Work to complete:
Extract, from the listing that follows, each line containing the word "Click".

Extracted records:
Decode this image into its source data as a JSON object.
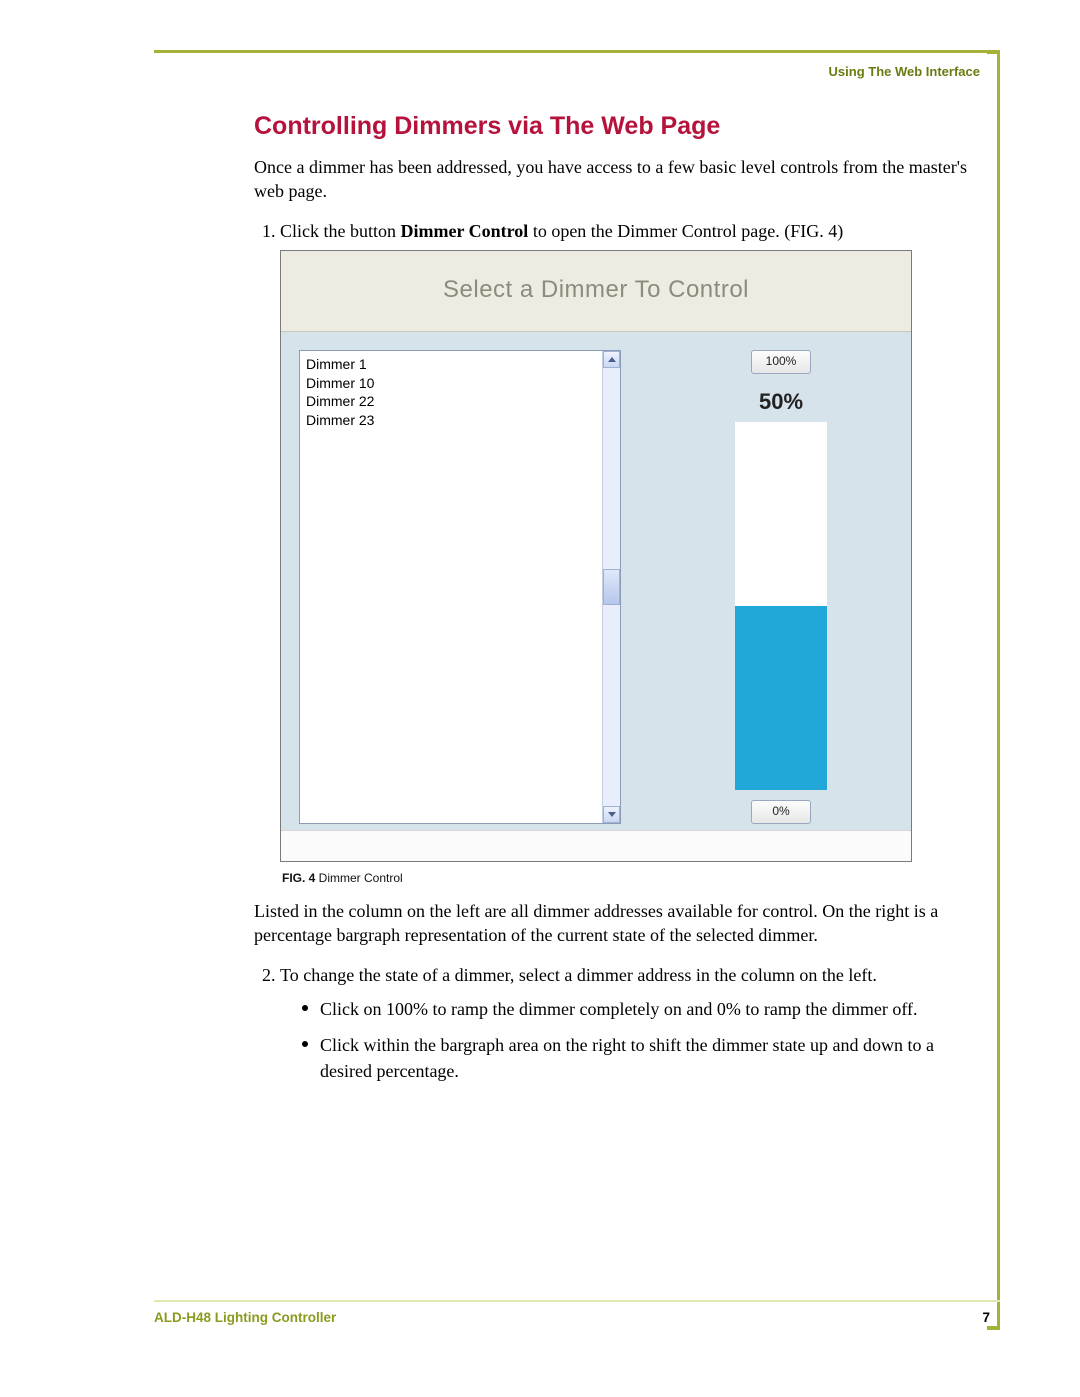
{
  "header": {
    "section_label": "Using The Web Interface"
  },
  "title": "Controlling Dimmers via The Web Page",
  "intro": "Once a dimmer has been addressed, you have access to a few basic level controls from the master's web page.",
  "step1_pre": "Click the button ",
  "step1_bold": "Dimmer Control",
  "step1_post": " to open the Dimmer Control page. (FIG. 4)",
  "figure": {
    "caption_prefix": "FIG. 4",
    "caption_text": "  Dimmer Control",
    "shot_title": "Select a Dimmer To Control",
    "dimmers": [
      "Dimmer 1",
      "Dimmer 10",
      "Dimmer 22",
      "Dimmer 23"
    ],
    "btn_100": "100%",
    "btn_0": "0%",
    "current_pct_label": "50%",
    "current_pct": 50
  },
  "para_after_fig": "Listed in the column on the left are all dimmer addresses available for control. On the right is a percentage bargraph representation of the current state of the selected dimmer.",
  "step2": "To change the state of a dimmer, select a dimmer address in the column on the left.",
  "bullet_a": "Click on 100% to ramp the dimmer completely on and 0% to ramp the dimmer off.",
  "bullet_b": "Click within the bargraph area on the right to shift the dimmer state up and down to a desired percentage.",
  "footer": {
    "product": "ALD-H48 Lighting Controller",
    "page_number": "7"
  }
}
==
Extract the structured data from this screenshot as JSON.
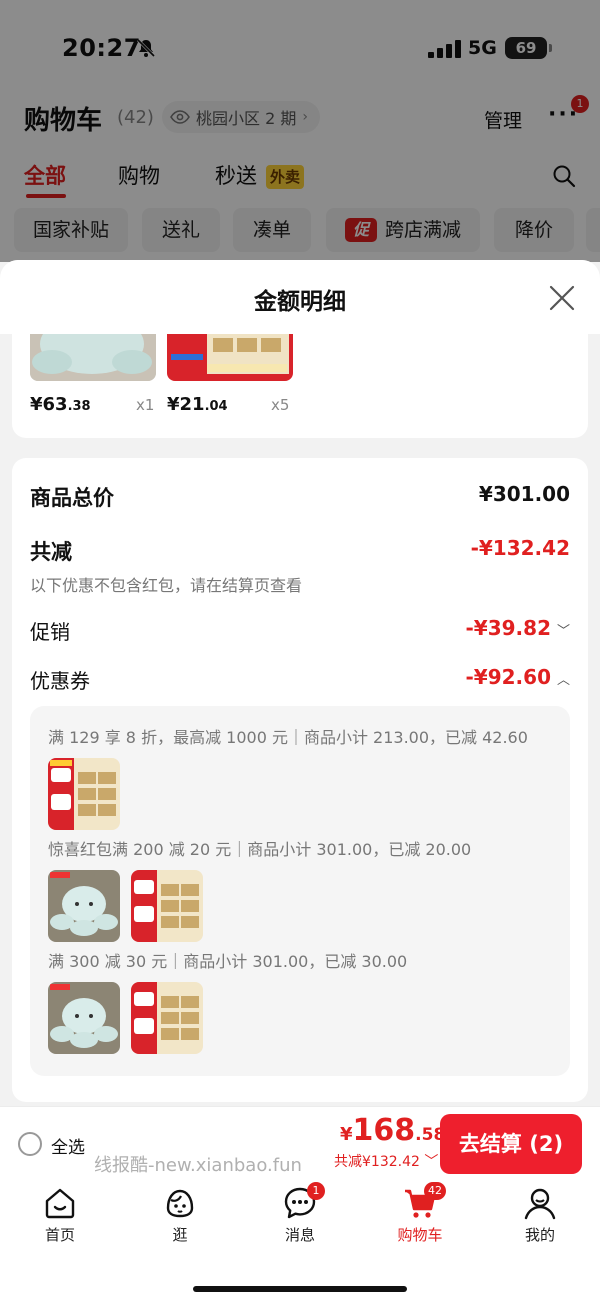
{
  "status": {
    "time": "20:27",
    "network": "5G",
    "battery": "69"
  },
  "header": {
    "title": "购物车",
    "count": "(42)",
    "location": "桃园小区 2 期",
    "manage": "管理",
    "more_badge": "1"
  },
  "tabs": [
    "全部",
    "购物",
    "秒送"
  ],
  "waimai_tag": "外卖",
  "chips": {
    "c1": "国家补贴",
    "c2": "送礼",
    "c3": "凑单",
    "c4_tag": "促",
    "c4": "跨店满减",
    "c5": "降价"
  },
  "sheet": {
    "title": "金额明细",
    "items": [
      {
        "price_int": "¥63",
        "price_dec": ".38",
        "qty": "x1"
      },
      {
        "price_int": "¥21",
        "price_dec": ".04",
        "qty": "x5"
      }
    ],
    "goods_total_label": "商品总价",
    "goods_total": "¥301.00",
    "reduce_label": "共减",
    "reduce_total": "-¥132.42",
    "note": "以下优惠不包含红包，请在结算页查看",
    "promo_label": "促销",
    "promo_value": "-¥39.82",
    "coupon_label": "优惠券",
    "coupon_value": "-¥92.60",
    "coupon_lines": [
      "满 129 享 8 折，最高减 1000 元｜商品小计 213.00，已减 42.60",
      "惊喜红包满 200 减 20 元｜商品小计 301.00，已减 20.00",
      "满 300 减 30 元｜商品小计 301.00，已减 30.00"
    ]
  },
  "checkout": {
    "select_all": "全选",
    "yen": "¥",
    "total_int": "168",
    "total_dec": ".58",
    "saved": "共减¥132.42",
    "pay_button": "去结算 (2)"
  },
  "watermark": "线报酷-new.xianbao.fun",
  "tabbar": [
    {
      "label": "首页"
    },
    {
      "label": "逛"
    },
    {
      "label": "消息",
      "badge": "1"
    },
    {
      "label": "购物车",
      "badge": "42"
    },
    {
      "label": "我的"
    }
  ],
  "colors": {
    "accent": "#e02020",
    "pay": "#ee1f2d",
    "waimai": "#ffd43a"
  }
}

Solution:
  "step1_pre": "Click the button ",
  "bullet_a": "Click on 100% to ramp the dimmer completely on and 0% to ramp the dimmer off.",
  "bullet_b": "Click within the bargraph area on the right to shift the dimmer state up and down to a desired percentage.",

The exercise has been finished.